--- EXCERPTED RECORDS Enclosed Below ---

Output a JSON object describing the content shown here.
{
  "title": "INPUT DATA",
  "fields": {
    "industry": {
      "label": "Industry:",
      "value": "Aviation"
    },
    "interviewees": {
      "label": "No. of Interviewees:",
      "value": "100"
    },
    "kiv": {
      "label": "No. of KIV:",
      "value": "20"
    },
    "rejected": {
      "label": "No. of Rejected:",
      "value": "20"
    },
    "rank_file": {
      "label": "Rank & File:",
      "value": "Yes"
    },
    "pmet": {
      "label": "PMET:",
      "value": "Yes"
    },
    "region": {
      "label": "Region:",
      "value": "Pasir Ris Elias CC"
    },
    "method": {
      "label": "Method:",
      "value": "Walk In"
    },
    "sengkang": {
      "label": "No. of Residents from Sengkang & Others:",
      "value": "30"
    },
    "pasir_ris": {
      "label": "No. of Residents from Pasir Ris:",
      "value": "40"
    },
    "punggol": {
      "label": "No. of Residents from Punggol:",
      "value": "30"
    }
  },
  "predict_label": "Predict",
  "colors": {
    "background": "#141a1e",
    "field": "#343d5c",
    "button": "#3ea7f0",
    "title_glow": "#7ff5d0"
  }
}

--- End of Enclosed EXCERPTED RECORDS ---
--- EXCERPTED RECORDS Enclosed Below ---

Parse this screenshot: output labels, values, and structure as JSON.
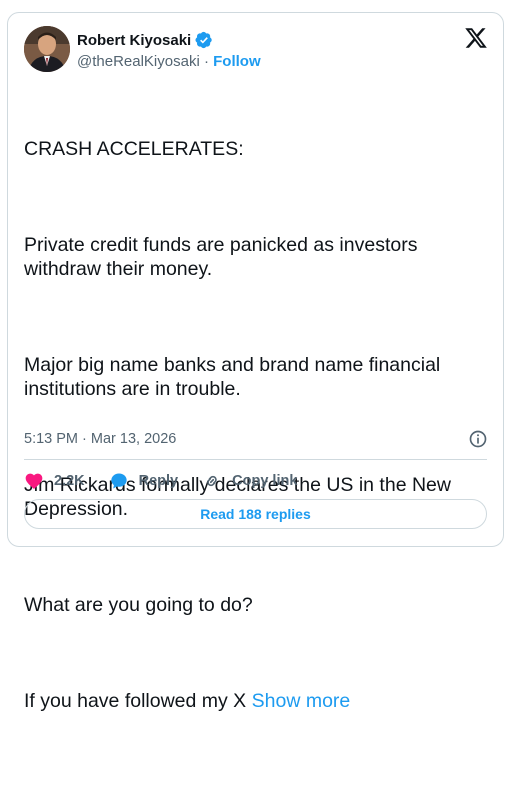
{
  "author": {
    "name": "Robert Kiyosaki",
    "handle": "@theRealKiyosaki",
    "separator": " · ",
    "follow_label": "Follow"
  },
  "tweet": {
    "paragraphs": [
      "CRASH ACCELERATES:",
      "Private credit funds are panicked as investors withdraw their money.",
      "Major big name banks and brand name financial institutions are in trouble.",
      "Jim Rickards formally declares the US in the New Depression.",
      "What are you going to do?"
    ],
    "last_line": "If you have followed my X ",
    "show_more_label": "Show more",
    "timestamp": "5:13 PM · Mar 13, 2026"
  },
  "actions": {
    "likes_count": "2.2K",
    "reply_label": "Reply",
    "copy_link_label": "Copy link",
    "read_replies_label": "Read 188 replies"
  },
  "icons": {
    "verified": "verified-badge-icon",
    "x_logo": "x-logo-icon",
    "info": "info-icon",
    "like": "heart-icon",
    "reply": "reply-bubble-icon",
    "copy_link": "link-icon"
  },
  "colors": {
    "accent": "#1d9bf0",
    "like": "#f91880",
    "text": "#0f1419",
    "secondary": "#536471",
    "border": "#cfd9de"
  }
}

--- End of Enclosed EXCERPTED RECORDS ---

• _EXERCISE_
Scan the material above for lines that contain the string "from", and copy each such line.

• _RESULT OF THIS EXERCISE_
      "label": "No. of Residents from Sengkang & Others:",
      "label": "No. of Residents from Pasir Ris:",
      "label": "No. of Residents from Punggol:",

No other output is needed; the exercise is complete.